»»
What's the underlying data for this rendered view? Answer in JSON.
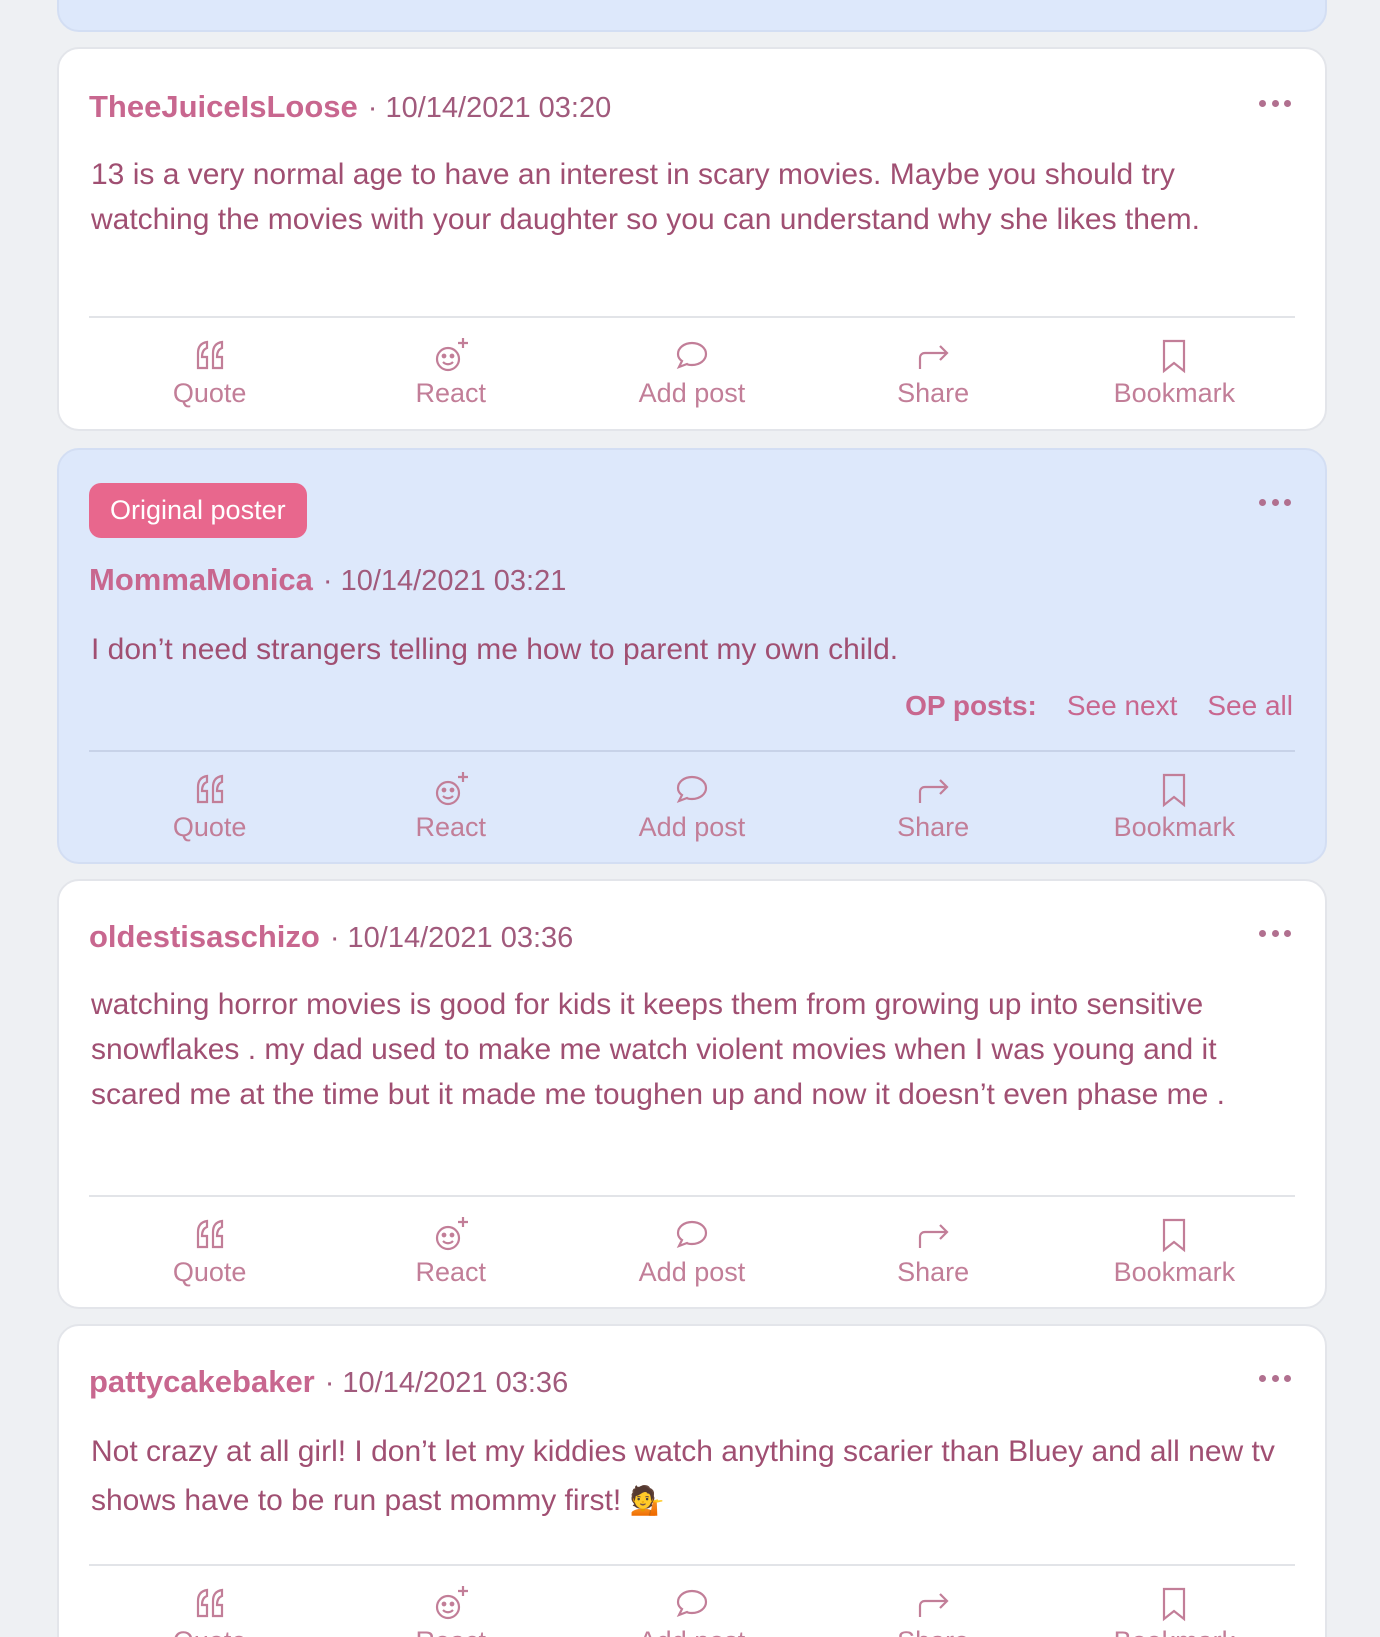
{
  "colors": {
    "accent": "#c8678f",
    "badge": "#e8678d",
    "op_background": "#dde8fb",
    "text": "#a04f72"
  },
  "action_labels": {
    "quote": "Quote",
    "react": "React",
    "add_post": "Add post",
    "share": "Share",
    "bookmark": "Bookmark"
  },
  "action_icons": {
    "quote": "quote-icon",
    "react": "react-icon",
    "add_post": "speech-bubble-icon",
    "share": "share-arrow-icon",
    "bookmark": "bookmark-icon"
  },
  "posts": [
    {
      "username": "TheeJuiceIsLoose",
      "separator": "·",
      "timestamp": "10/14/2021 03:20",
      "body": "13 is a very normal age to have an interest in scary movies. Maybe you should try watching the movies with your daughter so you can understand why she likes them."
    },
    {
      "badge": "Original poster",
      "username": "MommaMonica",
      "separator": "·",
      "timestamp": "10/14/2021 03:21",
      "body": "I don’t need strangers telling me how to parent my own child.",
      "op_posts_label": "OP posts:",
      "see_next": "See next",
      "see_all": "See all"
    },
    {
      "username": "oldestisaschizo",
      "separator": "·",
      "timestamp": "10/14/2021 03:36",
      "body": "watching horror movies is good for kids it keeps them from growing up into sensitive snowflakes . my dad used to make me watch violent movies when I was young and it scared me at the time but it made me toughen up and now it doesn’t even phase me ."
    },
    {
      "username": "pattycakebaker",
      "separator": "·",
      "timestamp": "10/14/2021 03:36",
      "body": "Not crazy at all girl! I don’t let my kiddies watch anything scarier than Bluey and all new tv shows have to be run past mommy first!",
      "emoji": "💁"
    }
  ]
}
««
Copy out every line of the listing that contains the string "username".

      "username": "TheeJuiceIsLoose",
      "username": "MommaMonica",
      "username": "oldestisaschizo",
      "username": "pattycakebaker",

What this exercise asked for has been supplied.